▶ [Data provided]:
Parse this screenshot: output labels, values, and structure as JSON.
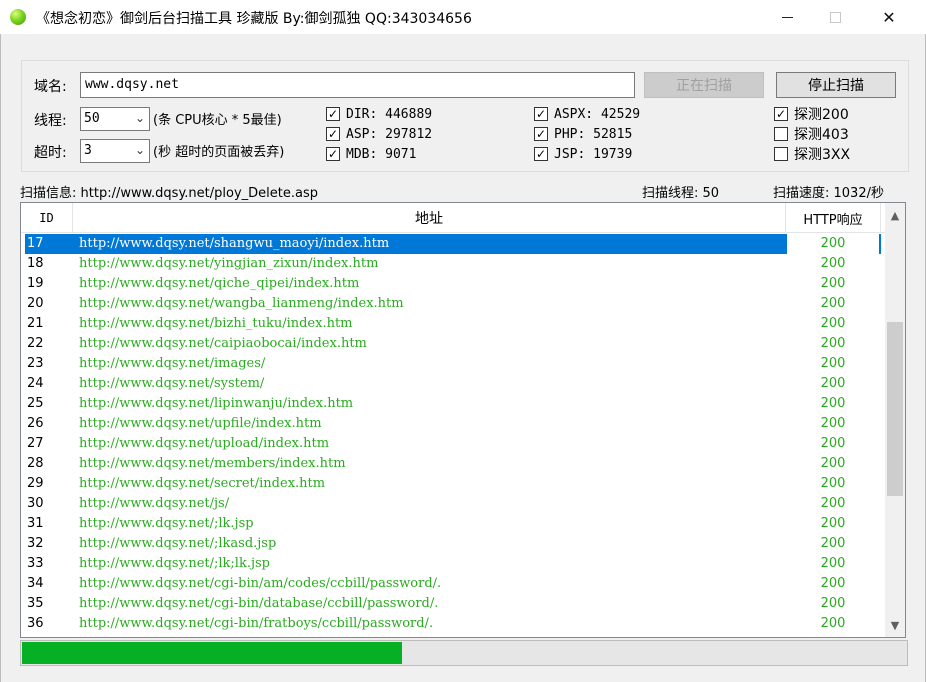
{
  "window": {
    "title": "《想念初恋》御剑后台扫描工具 珍藏版 By:御剑孤独 QQ:343034656",
    "minimize_icon": "minimize-icon",
    "maximize_icon": "maximize-icon",
    "close_glyph": "✕"
  },
  "form": {
    "domain_label": "域名:",
    "domain_value": "www.dqsy.net",
    "scan_button": "正在扫描",
    "stop_button": "停止扫描",
    "threads_label": "线程:",
    "threads_value": "50",
    "threads_hint": "(条 CPU核心 * 5最佳)",
    "timeout_label": "超时:",
    "timeout_value": "3",
    "timeout_hint": "(秒 超时的页面被丢弃)"
  },
  "dictionaries": [
    {
      "label": "DIR: 446889",
      "checked": true
    },
    {
      "label": "ASP: 297812",
      "checked": true
    },
    {
      "label": "MDB: 9071",
      "checked": true
    },
    {
      "label": "ASPX: 42529",
      "checked": true
    },
    {
      "label": "PHP: 52815",
      "checked": true
    },
    {
      "label": "JSP: 19739",
      "checked": true
    }
  ],
  "detect": [
    {
      "label": "探测200",
      "checked": true
    },
    {
      "label": "探测403",
      "checked": false
    },
    {
      "label": "探测3XX",
      "checked": false
    }
  ],
  "status": {
    "info": "扫描信息: http://www.dqsy.net/ploy_Delete.asp",
    "threads": "扫描线程: 50",
    "speed": "扫描速度: 1032/秒"
  },
  "table": {
    "headers": {
      "id": "ID",
      "url": "地址",
      "http": "HTTP响应"
    },
    "selected_index": 0,
    "rows": [
      {
        "id": "17",
        "url": "http://www.dqsy.net/shangwu_maoyi/index.htm",
        "http": "200"
      },
      {
        "id": "18",
        "url": "http://www.dqsy.net/yingjian_zixun/index.htm",
        "http": "200"
      },
      {
        "id": "19",
        "url": "http://www.dqsy.net/qiche_qipei/index.htm",
        "http": "200"
      },
      {
        "id": "20",
        "url": "http://www.dqsy.net/wangba_lianmeng/index.htm",
        "http": "200"
      },
      {
        "id": "21",
        "url": "http://www.dqsy.net/bizhi_tuku/index.htm",
        "http": "200"
      },
      {
        "id": "22",
        "url": "http://www.dqsy.net/caipiaobocai/index.htm",
        "http": "200"
      },
      {
        "id": "23",
        "url": "http://www.dqsy.net/images/",
        "http": "200"
      },
      {
        "id": "24",
        "url": "http://www.dqsy.net/system/",
        "http": "200"
      },
      {
        "id": "25",
        "url": "http://www.dqsy.net/lipinwanju/index.htm",
        "http": "200"
      },
      {
        "id": "26",
        "url": "http://www.dqsy.net/upfile/index.htm",
        "http": "200"
      },
      {
        "id": "27",
        "url": "http://www.dqsy.net/upload/index.htm",
        "http": "200"
      },
      {
        "id": "28",
        "url": "http://www.dqsy.net/members/index.htm",
        "http": "200"
      },
      {
        "id": "29",
        "url": "http://www.dqsy.net/secret/index.htm",
        "http": "200"
      },
      {
        "id": "30",
        "url": "http://www.dqsy.net/js/",
        "http": "200"
      },
      {
        "id": "31",
        "url": "http://www.dqsy.net/;lk.jsp",
        "http": "200"
      },
      {
        "id": "32",
        "url": "http://www.dqsy.net/;lkasd.jsp",
        "http": "200"
      },
      {
        "id": "33",
        "url": "http://www.dqsy.net/;lk;lk.jsp",
        "http": "200"
      },
      {
        "id": "34",
        "url": "http://www.dqsy.net/cgi-bin/am/codes/ccbill/password/.",
        "http": "200"
      },
      {
        "id": "35",
        "url": "http://www.dqsy.net/cgi-bin/database/ccbill/password/.",
        "http": "200"
      },
      {
        "id": "36",
        "url": "http://www.dqsy.net/cgi-bin/fratboys/ccbill/password/.",
        "http": "200"
      }
    ]
  },
  "scrollbar": {
    "position": 0.45,
    "visible_fraction": 0.45
  },
  "progress": {
    "fraction": 0.43
  },
  "colors": {
    "url_text": "#2aaa20",
    "selection": "#0078d7",
    "progress": "#06b025"
  }
}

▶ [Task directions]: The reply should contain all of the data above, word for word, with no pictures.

▶ [Response to this exercise]:
Parse this screenshot: output labels, values, and structure as JSON.
{
  "window": {
    "title": "《想念初恋》御剑后台扫描工具 珍藏版 By:御剑孤独 QQ:343034656",
    "minimize_icon": "minimize-icon",
    "maximize_icon": "maximize-icon",
    "close_glyph": "✕"
  },
  "form": {
    "domain_label": "域名:",
    "domain_value": "www.dqsy.net",
    "scan_button": "正在扫描",
    "stop_button": "停止扫描",
    "threads_label": "线程:",
    "threads_value": "50",
    "threads_hint": "(条 CPU核心 * 5最佳)",
    "timeout_label": "超时:",
    "timeout_value": "3",
    "timeout_hint": "(秒 超时的页面被丢弃)"
  },
  "dictionaries": [
    {
      "label": "DIR: 446889",
      "checked": true
    },
    {
      "label": "ASP: 297812",
      "checked": true
    },
    {
      "label": "MDB: 9071",
      "checked": true
    },
    {
      "label": "ASPX: 42529",
      "checked": true
    },
    {
      "label": "PHP: 52815",
      "checked": true
    },
    {
      "label": "JSP: 19739",
      "checked": true
    }
  ],
  "detect": [
    {
      "label": "探测200",
      "checked": true
    },
    {
      "label": "探测403",
      "checked": false
    },
    {
      "label": "探测3XX",
      "checked": false
    }
  ],
  "status": {
    "info": "扫描信息: http://www.dqsy.net/ploy_Delete.asp",
    "threads": "扫描线程: 50",
    "speed": "扫描速度: 1032/秒"
  },
  "table": {
    "headers": {
      "id": "ID",
      "url": "地址",
      "http": "HTTP响应"
    },
    "selected_index": 0,
    "rows": [
      {
        "id": "17",
        "url": "http://www.dqsy.net/shangwu_maoyi/index.htm",
        "http": "200"
      },
      {
        "id": "18",
        "url": "http://www.dqsy.net/yingjian_zixun/index.htm",
        "http": "200"
      },
      {
        "id": "19",
        "url": "http://www.dqsy.net/qiche_qipei/index.htm",
        "http": "200"
      },
      {
        "id": "20",
        "url": "http://www.dqsy.net/wangba_lianmeng/index.htm",
        "http": "200"
      },
      {
        "id": "21",
        "url": "http://www.dqsy.net/bizhi_tuku/index.htm",
        "http": "200"
      },
      {
        "id": "22",
        "url": "http://www.dqsy.net/caipiaobocai/index.htm",
        "http": "200"
      },
      {
        "id": "23",
        "url": "http://www.dqsy.net/images/",
        "http": "200"
      },
      {
        "id": "24",
        "url": "http://www.dqsy.net/system/",
        "http": "200"
      },
      {
        "id": "25",
        "url": "http://www.dqsy.net/lipinwanju/index.htm",
        "http": "200"
      },
      {
        "id": "26",
        "url": "http://www.dqsy.net/upfile/index.htm",
        "http": "200"
      },
      {
        "id": "27",
        "url": "http://www.dqsy.net/upload/index.htm",
        "http": "200"
      },
      {
        "id": "28",
        "url": "http://www.dqsy.net/members/index.htm",
        "http": "200"
      },
      {
        "id": "29",
        "url": "http://www.dqsy.net/secret/index.htm",
        "http": "200"
      },
      {
        "id": "30",
        "url": "http://www.dqsy.net/js/",
        "http": "200"
      },
      {
        "id": "31",
        "url": "http://www.dqsy.net/;lk.jsp",
        "http": "200"
      },
      {
        "id": "32",
        "url": "http://www.dqsy.net/;lkasd.jsp",
        "http": "200"
      },
      {
        "id": "33",
        "url": "http://www.dqsy.net/;lk;lk.jsp",
        "http": "200"
      },
      {
        "id": "34",
        "url": "http://www.dqsy.net/cgi-bin/am/codes/ccbill/password/.",
        "http": "200"
      },
      {
        "id": "35",
        "url": "http://www.dqsy.net/cgi-bin/database/ccbill/password/.",
        "http": "200"
      },
      {
        "id": "36",
        "url": "http://www.dqsy.net/cgi-bin/fratboys/ccbill/password/.",
        "http": "200"
      }
    ]
  },
  "scrollbar": {
    "position": 0.45,
    "visible_fraction": 0.45
  },
  "progress": {
    "fraction": 0.43
  },
  "colors": {
    "url_text": "#2aaa20",
    "selection": "#0078d7",
    "progress": "#06b025"
  }
}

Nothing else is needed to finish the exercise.